Did you know that in the past 3 years, we’ve seen:
- Encyclopedia Brittanica go out of print after 244 years
- Newspaper Ad Revenue surpassed by Internet Advertising after 305 years
- Number of Landlines surpassed by Mobile Phones after 125 years
We’ve seen the meteoric rise and fall of companies like Nokia, RIM, MySpace, and Groupon.
The average tenure of an S&P 500 company has dropped from 75 years in 1937 to just 15 years in 2012. At the current rate 75-80% of the S&P 500 will be replaced by 2027.
Technology advancement continues to shorten feedback loops, speeding up the game and competitive pressure in nearly every industry. If your organization is in technology, you’re probably towards the front. If your company is in industrial materials, you’re likely closer to the end of the long tail. But, the changes we are seeing will effect every industry, every organization, and every individual.
Perhaps the most shocking thing about this tech advancement is that the advance in computing power which is behind this accelerated pace is increasing exponentially. The pace of innovation over the next 10 years will be similar to the pace of innovation over the past 100 years.

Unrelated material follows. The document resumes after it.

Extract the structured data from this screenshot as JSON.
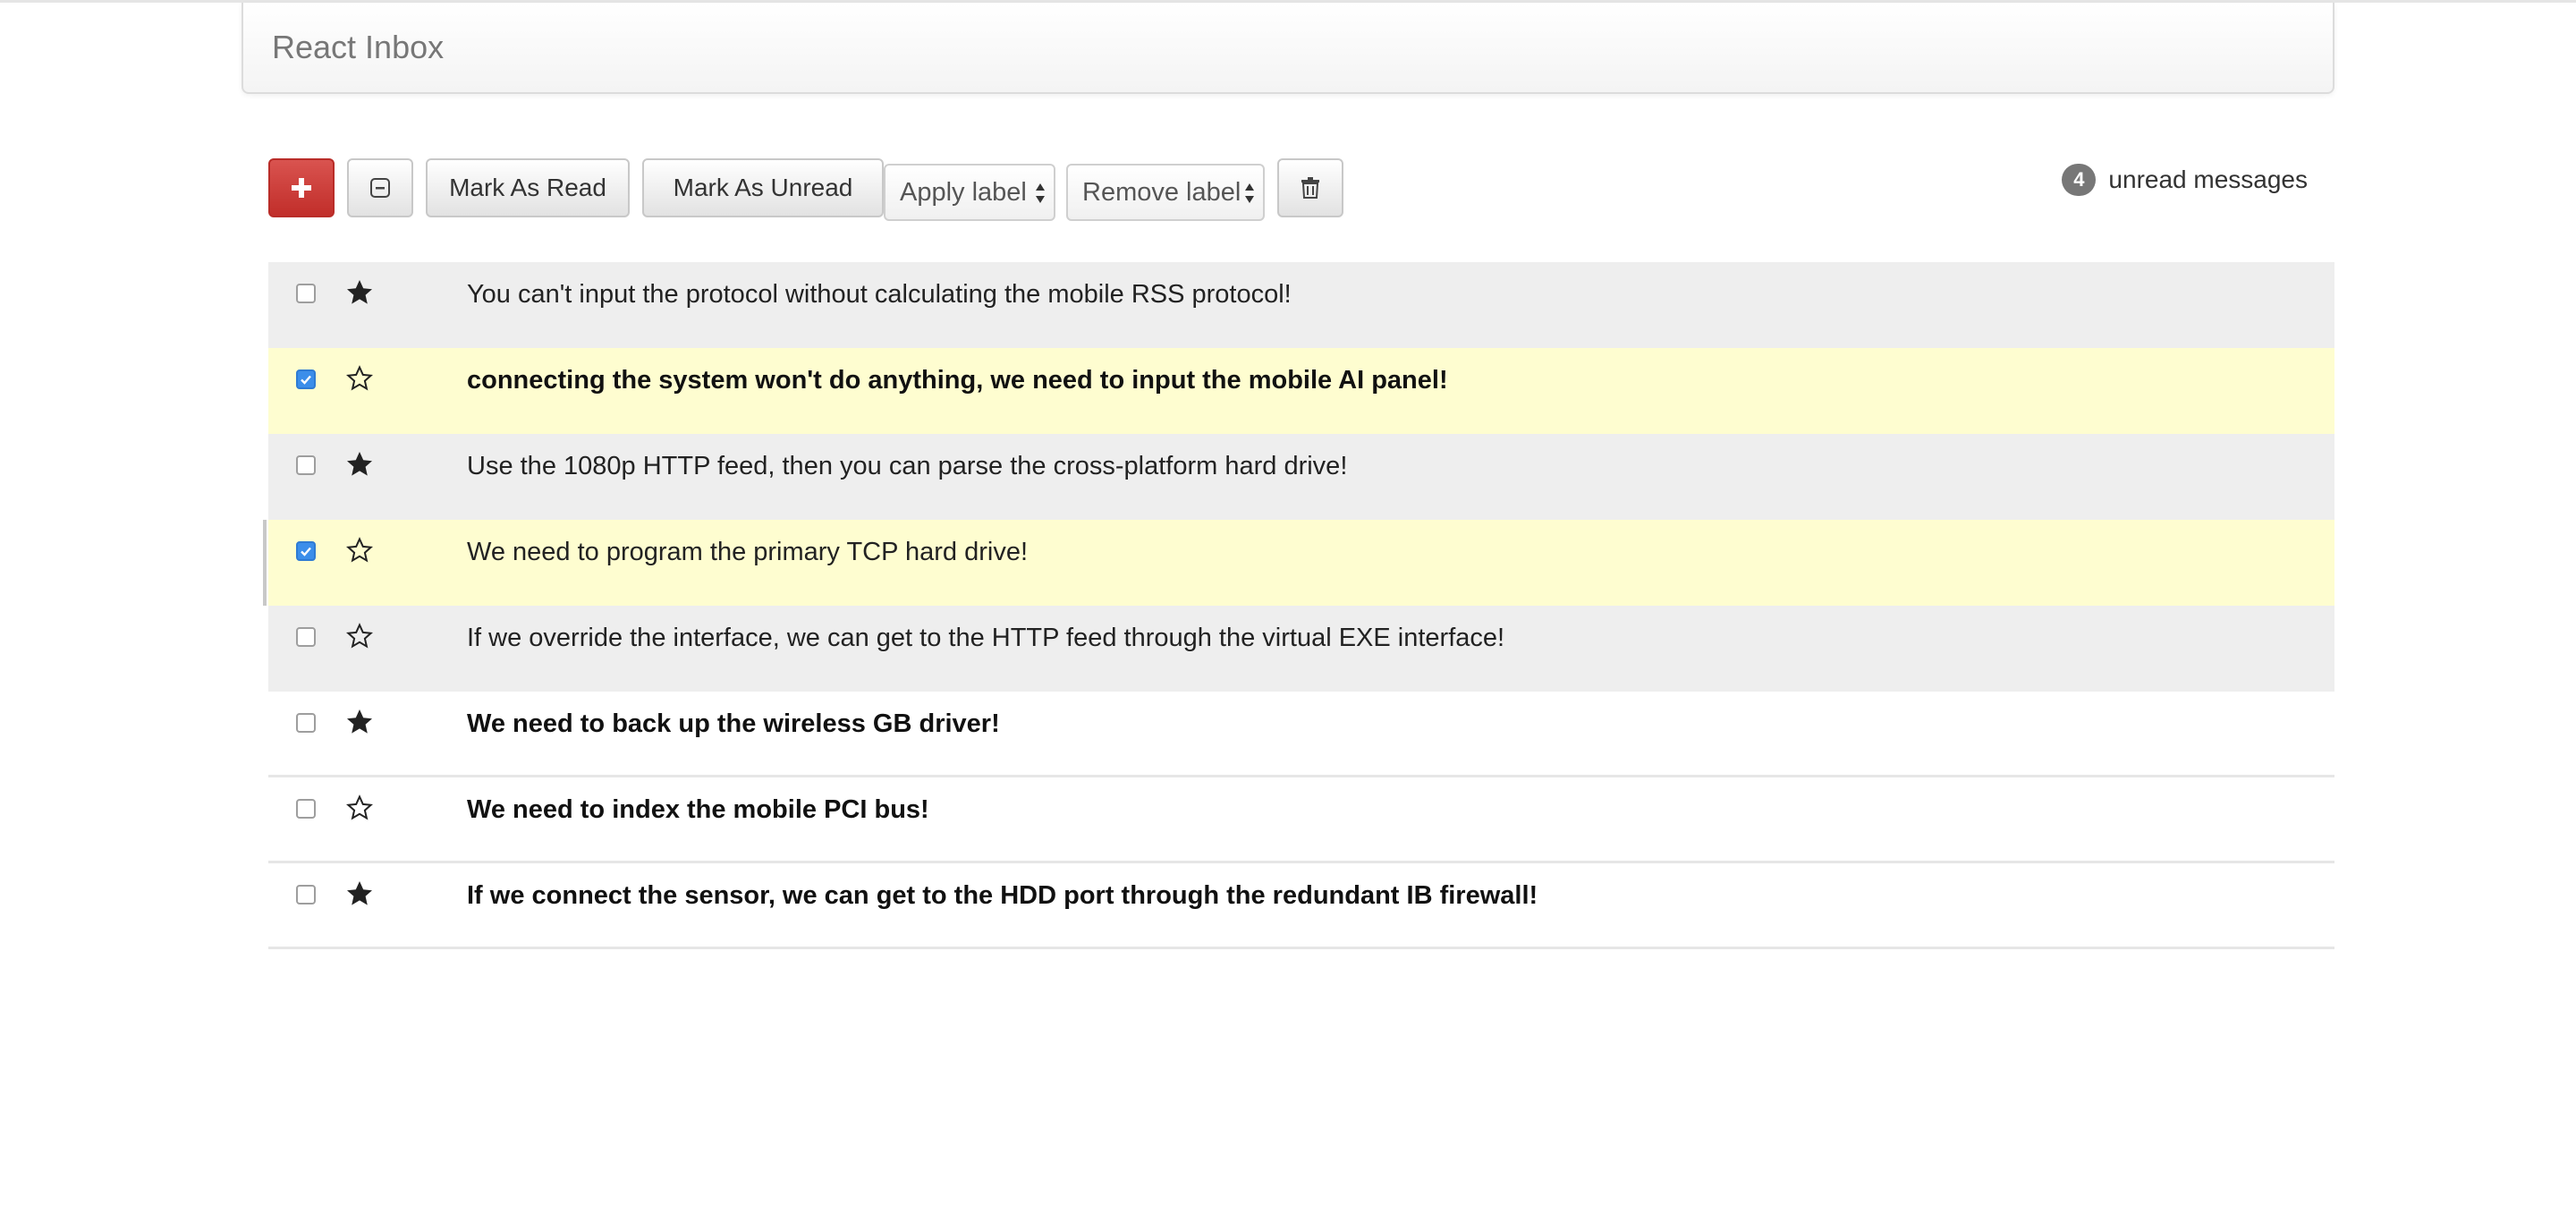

The data suggests that the next 25-30 years will be equivalent to the innovations that happened over the past 1,000 years — yes, one thousand years worth of innovation will be packed into the next 25-30 years.
The ability to succeed in the coming age will depend on being able to sense and respond in real time. However, most organizations are not built to operate in that type of environment. Leaders are aggressively grasping for answers as many of them are aware that the thriving organizations of the industrial age will soon be surpassed by a new breed of more agile and dynamic organizations.
A recent IBM study highlighted the 3 biggest questions burning in the minds of CEOs today:
- How do you deal with the increasing complexity of the planet?
- How do you run businesses that are “fleet of foot”?
And the top priority was:
- How do you promote creativity? How do you promote it and do it systematically?
According to research performed by John Hagel, 60 to 70% of headcount time in most functions is consumed by handling exceptions… things that get thrown out of automated processes. The very construct of rigid and linear processes is giving way to the reality that organizations are simply one layer in multi-dimensional complex adaptive systems.
When exceptions occur, employees scramble to find answers, to find the right people, analyze and understand the full picture, brainstorm, and then determine what to do. The good news is that we have unprecedented access to tools and cloud services to enable such responses. However, in a typical siloed, command and control, hierarchical environment, performing this exercise is extremely inefficient.
Knowledge workers operating in networked “next generation” enterprises will benefit from dynamic and personalized recommendations, relevant and contextual information, referrals to individuals, and richer communication possibilities, powered by predictive analytics, artificial intelligence, more data than the world has ever known, and broadband access that far exceeds yesterday’s wildest dreams.
The work to get there and benefits reaped are well underway. Data from 3 recent McKinsey studies confirm these benefits. Between 2009 and 2011, the top 3 areas where gains were consistently realized by companies leveraging Web 2.0 technologies were:
- Increasing speed to access knowledge
- Reducing communication costs
- Increasing speed to access internal experts
Here’s where the role of the CIO becomes so important for the next generation enterprise.
Information technologies are becoming increasingly important to organizational success (or even survival). While users and business units have recently taken things into their own hands by bringing their own devices, services, and cloud systems into their work efforts, circumventing the constraints and red tape of the firm’s IT department, they now run the risk of re-creating silos that firms have spend the last 20 years trying to break down. This (r)evolution provides a great opportunity for the CIO to help enable the unified holistic transition of the entire organization.
Organizations and CIOs who can create alignment between dynamic marketplace demands, organizational culture, and emerging collaboration technology have a tremendous opportunity to differentiate and sieze first mover advantage in a confused and fragmented marketplace.